*** Begin section ***

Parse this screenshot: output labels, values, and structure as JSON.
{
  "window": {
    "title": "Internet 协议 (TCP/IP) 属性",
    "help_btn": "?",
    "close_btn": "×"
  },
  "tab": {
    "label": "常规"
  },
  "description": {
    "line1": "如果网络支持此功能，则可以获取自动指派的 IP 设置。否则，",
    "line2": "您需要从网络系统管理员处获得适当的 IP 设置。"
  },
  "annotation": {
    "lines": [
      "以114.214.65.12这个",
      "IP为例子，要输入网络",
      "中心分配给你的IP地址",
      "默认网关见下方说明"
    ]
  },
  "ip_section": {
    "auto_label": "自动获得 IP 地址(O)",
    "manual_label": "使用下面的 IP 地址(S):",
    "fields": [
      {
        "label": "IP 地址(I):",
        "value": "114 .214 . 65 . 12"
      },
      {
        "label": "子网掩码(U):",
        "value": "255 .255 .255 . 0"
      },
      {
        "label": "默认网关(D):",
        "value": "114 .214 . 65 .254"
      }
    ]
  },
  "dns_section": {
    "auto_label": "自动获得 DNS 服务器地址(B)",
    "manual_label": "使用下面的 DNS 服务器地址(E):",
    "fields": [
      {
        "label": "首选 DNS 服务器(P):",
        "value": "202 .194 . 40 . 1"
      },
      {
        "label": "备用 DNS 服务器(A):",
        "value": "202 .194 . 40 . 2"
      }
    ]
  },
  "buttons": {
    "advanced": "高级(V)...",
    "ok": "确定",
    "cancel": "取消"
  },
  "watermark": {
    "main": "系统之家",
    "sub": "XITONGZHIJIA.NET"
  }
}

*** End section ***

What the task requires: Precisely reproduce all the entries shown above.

Solution below:
Parse this screenshot: output labels, values, and structure as JSON.
{
  "window": {
    "title": "Internet 协议 (TCP/IP) 属性",
    "help_btn": "?",
    "close_btn": "×"
  },
  "tab": {
    "label": "常规"
  },
  "description": {
    "line1": "如果网络支持此功能，则可以获取自动指派的 IP 设置。否则，",
    "line2": "您需要从网络系统管理员处获得适当的 IP 设置。"
  },
  "annotation": {
    "lines": [
      "以114.214.65.12这个",
      "IP为例子，要输入网络",
      "中心分配给你的IP地址",
      "默认网关见下方说明"
    ]
  },
  "ip_section": {
    "auto_label": "自动获得 IP 地址(O)",
    "manual_label": "使用下面的 IP 地址(S):",
    "fields": [
      {
        "label": "IP 地址(I):",
        "value": "114 .214 . 65 . 12"
      },
      {
        "label": "子网掩码(U):",
        "value": "255 .255 .255 . 0"
      },
      {
        "label": "默认网关(D):",
        "value": "114 .214 . 65 .254"
      }
    ]
  },
  "dns_section": {
    "auto_label": "自动获得 DNS 服务器地址(B)",
    "manual_label": "使用下面的 DNS 服务器地址(E):",
    "fields": [
      {
        "label": "首选 DNS 服务器(P):",
        "value": "202 .194 . 40 . 1"
      },
      {
        "label": "备用 DNS 服务器(A):",
        "value": "202 .194 . 40 . 2"
      }
    ]
  },
  "buttons": {
    "advanced": "高级(V)...",
    "ok": "确定",
    "cancel": "取消"
  },
  "watermark": {
    "main": "系统之家",
    "sub": "XITONGZHIJIA.NET"
  }
}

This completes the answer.